Gillen has been in her current position for two years, and says her career has been a logical progression. "Previous to this position I was working for another TPA as a consultant, doing more of the hands-on case management," she recalls. "Because of my occupational health nursing background, I was able to handle the type of claims that a traditional case manager might not have, such as chemical exposure or occupation diseases," she notes.
She has also worked for a large national manufacturing company as part of its environmental health and safety team. "I worked with the ERT team and first responders," she says, adding that having been on both sides of the health care equation is an invaluable asset. "It’s important to use occupational health nurses on the insurance side because we can bring that balance in," she observes. "We are able to say, I’ve worked on the employer side. I know what those needs are, and now that I’m on the TPA side, I can balance out the needs of the client and of the TPA.’"
Gillen notes that she needed more than a variety of jobs to prepare her for her current position; she has had to constantly expand her knowledge base. "I’ve had HazMat training, OSHA’s 24-hour training course — a lot of courses in that particular area," she notes. This did not happen by accident; Gillen had a plan in mind. "I really felt like case management was the future, and that the occupational health nursing profession was moving towards more of a business approach," she notes. "This was an intuition that has proved absolutely accurate over the last two years."
As part of the business team at HSC, Gillen works closely with the manager for workers’ comp claims. "He manages the adjusters, so we are an integrated team," she explains. "Our model is an integrated disability/case management model where the adjuster and the nurse are put on the claim at the same time."
Gillen sees more positions like hers opening up in the future for occupational health nurses. "The role of the occupational health nurse is changing, especially with the advent of telehealth and telemedicine," she observes. "More and more they will be moving into business positions and managing large programs. It’s an opportunity those of us who have an employer background plus experience on the insurance side to be able help mold a practice area for ourselves."
Does it represent an opportunity to increase income as well as job responsibility? "Absolutely," Gillen concludes.

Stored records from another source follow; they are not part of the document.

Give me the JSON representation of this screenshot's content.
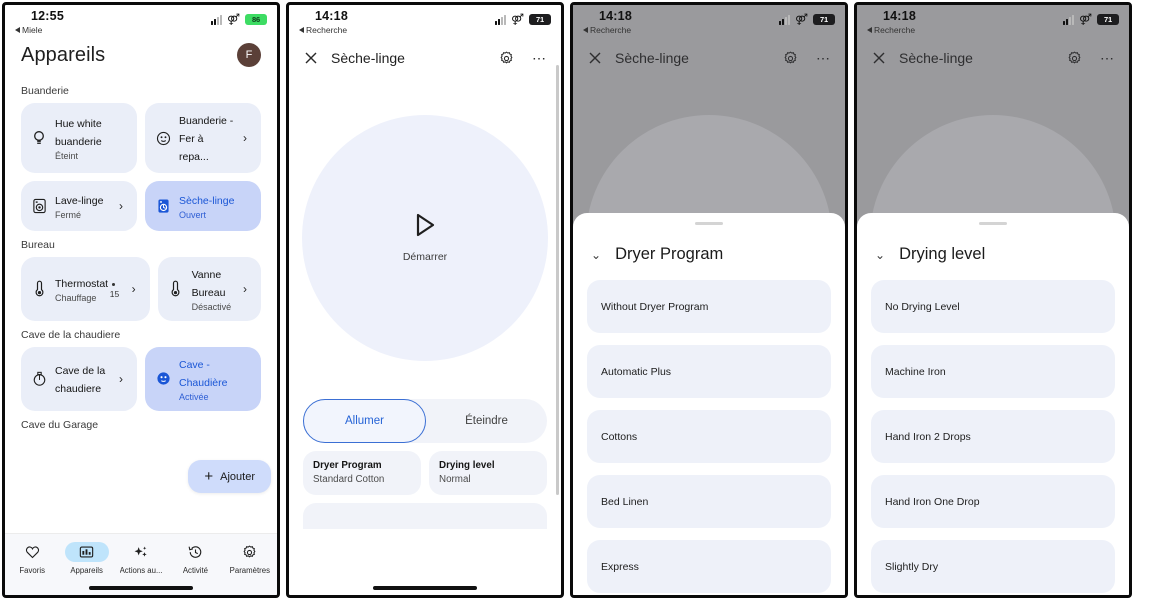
{
  "panel1": {
    "status": {
      "time": "12:55",
      "back_label": "Miele",
      "battery": "86",
      "battery_style": "green"
    },
    "header": {
      "title": "Appareils",
      "avatar_initial": "F"
    },
    "sections": [
      {
        "label": "Buanderie",
        "cards": [
          {
            "name": "Hue white buanderie",
            "sub": "Éteint",
            "icon": "bulb-icon",
            "chevron": false,
            "active": false
          },
          {
            "name": "Buanderie - Fer à repa...",
            "sub": "",
            "icon": "outlet-icon",
            "chevron": true,
            "active": false
          },
          {
            "name": "Lave-linge",
            "sub": "Fermé",
            "icon": "washer-icon",
            "chevron": true,
            "active": false
          },
          {
            "name": "Sèche-linge",
            "sub": "Ouvert",
            "icon": "dryer-icon",
            "chevron": false,
            "active": true
          }
        ]
      },
      {
        "label": "Bureau",
        "cards": [
          {
            "name": "Thermostat",
            "sub": "Chauffage",
            "value": "15",
            "icon": "thermostat-icon",
            "chevron": true,
            "active": false
          },
          {
            "name": "Vanne Bureau",
            "sub": "Désactivé",
            "icon": "thermostat-icon",
            "chevron": true,
            "active": false
          }
        ]
      },
      {
        "label": "Cave de la chaudiere",
        "cards": [
          {
            "name": "Cave de la chaudiere",
            "sub": "",
            "icon": "valve-icon",
            "chevron": true,
            "active": false
          },
          {
            "name": "Cave - Chaudière",
            "sub": "Activée",
            "icon": "outlet-icon",
            "chevron": false,
            "active": true
          }
        ]
      },
      {
        "label": "Cave du Garage",
        "cards": []
      }
    ],
    "add_popup": {
      "label": "Ajouter",
      "icon": "plus-icon"
    },
    "tabbar": [
      {
        "label": "Favoris",
        "icon": "heart-icon",
        "selected": false
      },
      {
        "label": "Appareils",
        "icon": "devices-icon",
        "selected": true
      },
      {
        "label": "Actions au...",
        "icon": "sparkle-icon",
        "selected": false
      },
      {
        "label": "Activité",
        "icon": "history-icon",
        "selected": false
      },
      {
        "label": "Paramètres",
        "icon": "gear-icon",
        "selected": false
      }
    ]
  },
  "panel2": {
    "status": {
      "time": "14:18",
      "back_label": "Recherche",
      "battery": "71",
      "battery_style": "dark"
    },
    "appbar": {
      "title": "Sèche-linge",
      "close_icon": "close-icon",
      "settings_icon": "gear-icon",
      "more_icon": "more-icon"
    },
    "dial": {
      "label": "Démarrer",
      "icon": "play-icon"
    },
    "segmented": {
      "on_label": "Allumer",
      "off_label": "Éteindre",
      "selected": "Allumer"
    },
    "tiles": [
      {
        "title": "Dryer Program",
        "value": "Standard Cotton"
      },
      {
        "title": "Drying level",
        "value": "Normal"
      }
    ]
  },
  "panel3": {
    "status": {
      "time": "14:18",
      "back_label": "Recherche",
      "battery": "71",
      "battery_style": "dark"
    },
    "appbar": {
      "title": "Sèche-linge",
      "close_icon": "close-icon",
      "settings_icon": "gear-icon",
      "more_icon": "more-icon"
    },
    "dial": {
      "icon": "play-icon"
    },
    "sheet": {
      "title": "Dryer Program",
      "caret": "chevron-down-icon",
      "options": [
        "Without Dryer Program",
        "Automatic Plus",
        "Cottons",
        "Bed Linen",
        "Express"
      ]
    }
  },
  "panel4": {
    "status": {
      "time": "14:18",
      "back_label": "Recherche",
      "battery": "71",
      "battery_style": "dark"
    },
    "appbar": {
      "title": "Sèche-linge",
      "close_icon": "close-icon",
      "settings_icon": "gear-icon",
      "more_icon": "more-icon"
    },
    "dial": {
      "icon": "play-icon"
    },
    "sheet": {
      "title": "Drying level",
      "caret": "chevron-down-icon",
      "options": [
        "No Drying Level",
        "Machine Iron",
        "Hand Iron 2 Drops",
        "Hand Iron One Drop",
        "Slightly Dry"
      ]
    }
  },
  "colors": {
    "accent_blue": "#1a56d6",
    "card_bg": "#eaeef8",
    "card_active_bg": "#c8d4f8",
    "tab_selected_pill": "#bfe4fb",
    "battery_green": "#3ddc63"
  }
}
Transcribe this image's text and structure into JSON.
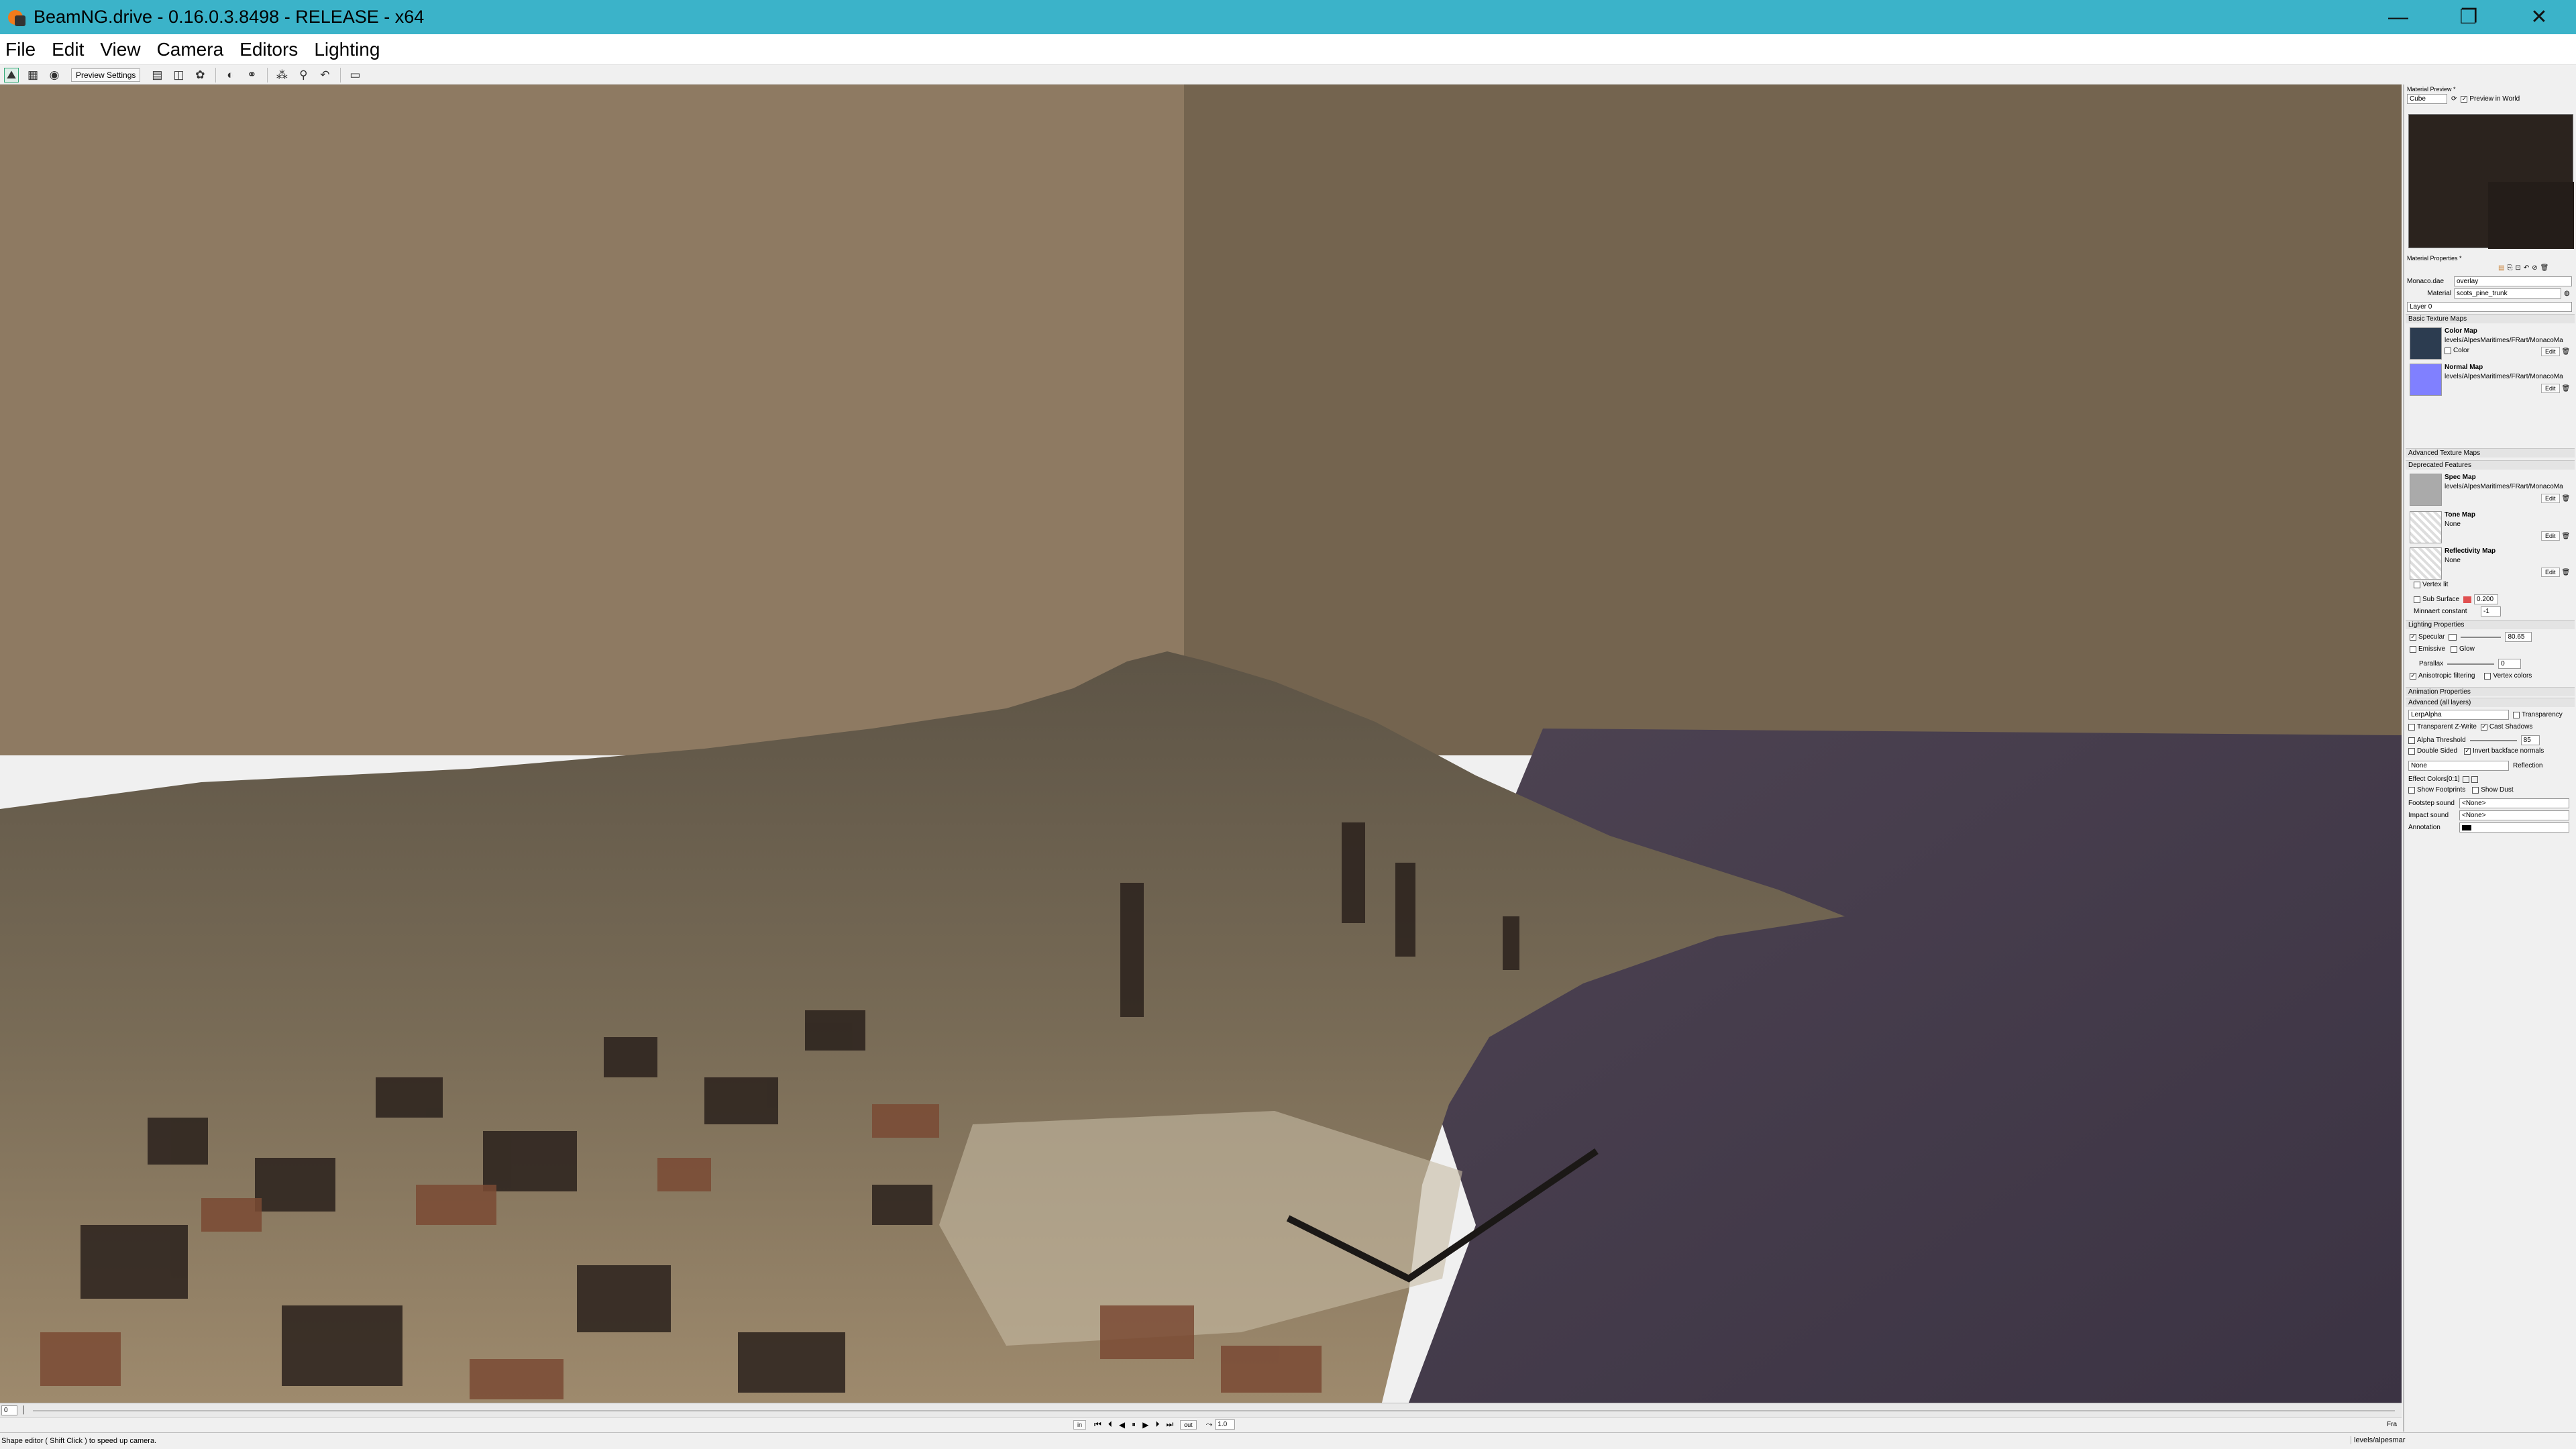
{
  "window": {
    "title": "BeamNG.drive - 0.16.0.3.8498 - RELEASE - x64",
    "minimize_glyph": "—",
    "maximize_glyph": "❐",
    "close_glyph": "✕"
  },
  "menu": [
    "File",
    "Edit",
    "View",
    "Camera",
    "Editors",
    "Lighting"
  ],
  "toolbar": {
    "preview_settings": "Preview Settings"
  },
  "material_preview": {
    "title": "Material Preview *",
    "shape": "Cube",
    "preview_in_world": "Preview in World"
  },
  "material_properties": {
    "title": "Material Properties *",
    "dae_label": "Monaco.dae",
    "dae_value": "overlay",
    "material_label": "Material",
    "material_value": "scots_pine_trunk",
    "layer": "Layer 0",
    "sections": {
      "basic_texture_maps": "Basic Texture Maps",
      "advanced_texture_maps": "Advanced Texture Maps",
      "deprecated_features": "Deprecated Features",
      "lighting_properties": "Lighting Properties",
      "animation_properties": "Animation Properties",
      "advanced_all_layers": "Advanced (all layers)"
    },
    "color_map": {
      "title": "Color Map",
      "path": "levels/AlpesMaritimes/FRart/MonacoMa",
      "color_label": "Color",
      "edit": "Edit"
    },
    "normal_map": {
      "title": "Normal Map",
      "path": "levels/AlpesMaritimes/FRart/MonacoMa",
      "edit": "Edit"
    },
    "spec_map": {
      "title": "Spec Map",
      "path": "levels/AlpesMaritimes/FRart/MonacoMa",
      "edit": "Edit"
    },
    "tone_map": {
      "title": "Tone Map",
      "path": "None",
      "edit": "Edit"
    },
    "reflectivity_map": {
      "title": "Reflectivity Map",
      "path": "None",
      "edit": "Edit"
    },
    "vertex_lit": "Vertex lit",
    "sub_surface": "Sub Surface",
    "sub_surface_value": "0.200",
    "minnaert_label": "Minnaert constant",
    "minnaert_value": "-1",
    "specular_label": "Specular",
    "specular_value": "80.65",
    "emissive_label": "Emissive",
    "glow_label": "Glow",
    "parallax_label": "Parallax",
    "parallax_value": "0",
    "anisotropic_label": "Anisotropic filtering",
    "vertex_colors_label": "Vertex colors",
    "blend_mode": "LerpAlpha",
    "transparency_label": "Transparency",
    "transparent_zwrite_label": "Transparent Z-Write",
    "cast_shadows_label": "Cast Shadows",
    "alpha_threshold_label": "Alpha Threshold",
    "alpha_threshold_value": "85",
    "double_sided_label": "Double Sided",
    "invert_backface_label": "Invert backface normals",
    "reflection_mode": "None",
    "reflection_label": "Reflection",
    "effect_colors_label": "Effect Colors[0:1]",
    "show_footprints_label": "Show Footprints",
    "show_dust_label": "Show Dust",
    "footstep_sound_label": "Footstep sound",
    "footstep_sound_value": "<None>",
    "impact_sound_label": "Impact sound",
    "impact_sound_value": "<None>",
    "annotation_label": "Annotation"
  },
  "timeline": {
    "value": "0",
    "in_label": "in",
    "out_label": "out",
    "speed": "1.0",
    "frame_label": "Fra"
  },
  "status": {
    "message": "Shape editor ( Shift Click ) to speed up camera.",
    "right": "levels/alpesmar"
  }
}
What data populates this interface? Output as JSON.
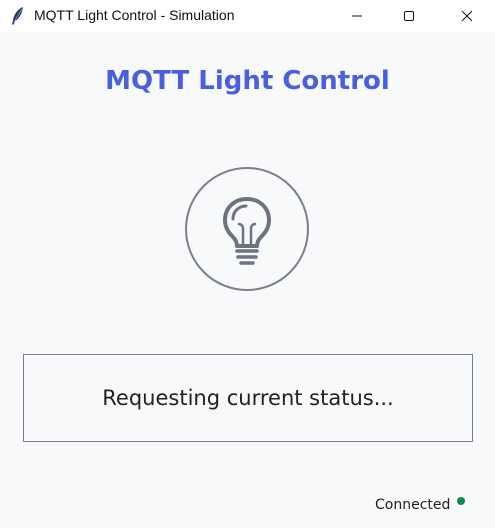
{
  "window": {
    "title": "MQTT Light Control - Simulation",
    "app_icon": "feather-icon",
    "controls": [
      "minimize-icon",
      "maximize-icon",
      "close-icon"
    ]
  },
  "main": {
    "heading": "MQTT Light Control",
    "bulb_icon": "lightbulb-icon",
    "status_message": "Requesting current status..."
  },
  "connection": {
    "label": "Connected",
    "indicator_color": "#0a8a4e"
  },
  "colors": {
    "accent": "#4a5fe0",
    "background": "#f8f9fb",
    "outline": "#7d8085"
  }
}
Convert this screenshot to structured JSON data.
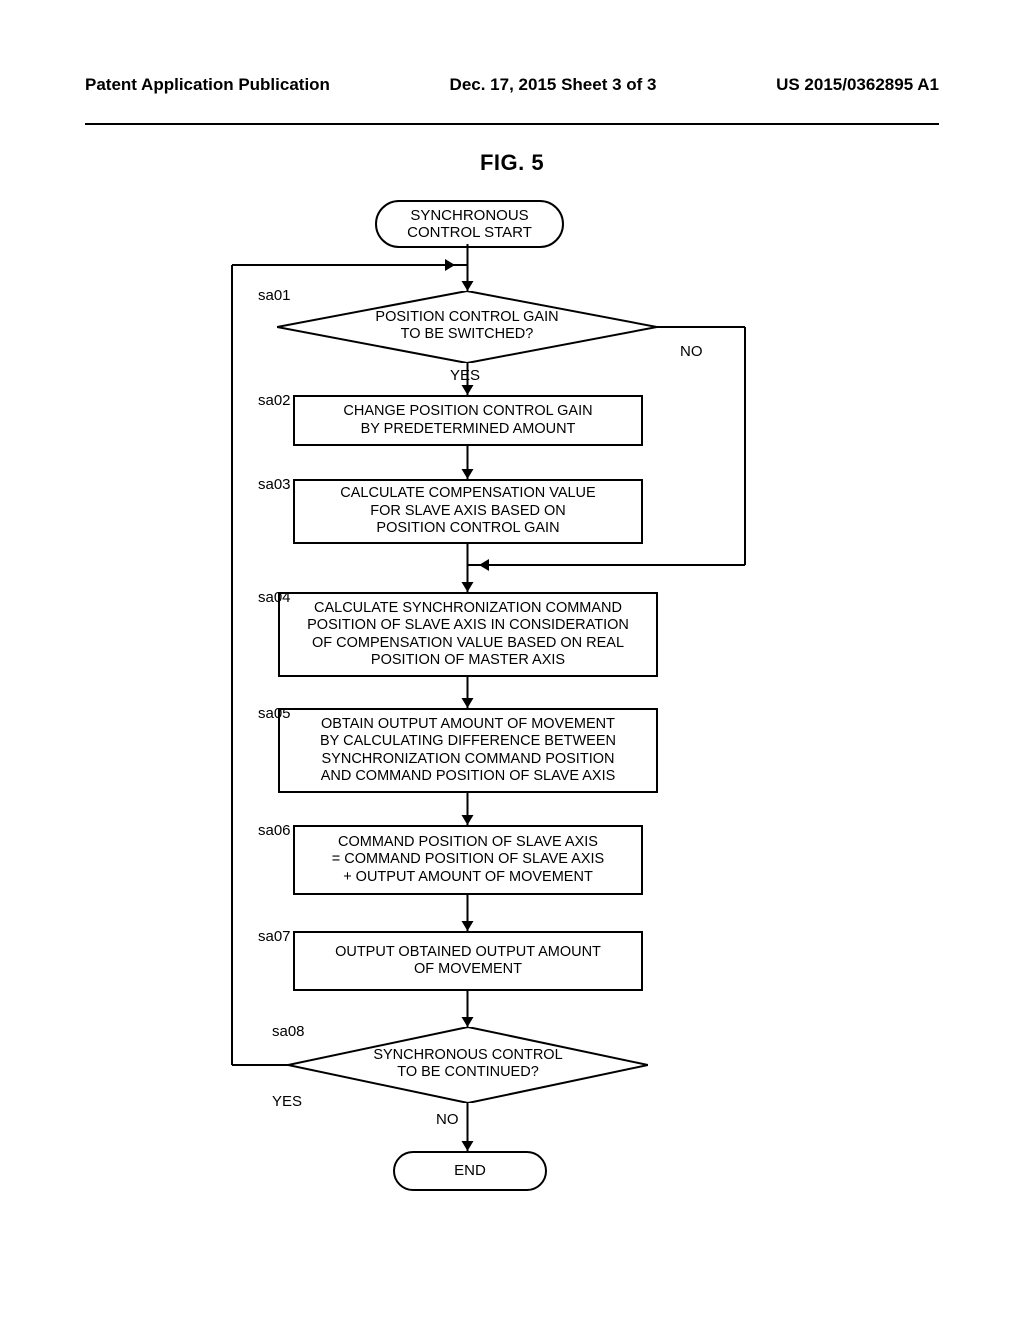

[For more information, contact: Denise Z. Gillen, RN, BSN, COHN-S, CM, manager, medical case management and loss prevention services, HSC Risk Management Services, P.O. Box 92200 Albuquerque, NM 87199-2200. E-mail: firstname.lastname@example.org. Web: www.nmhsc.com.]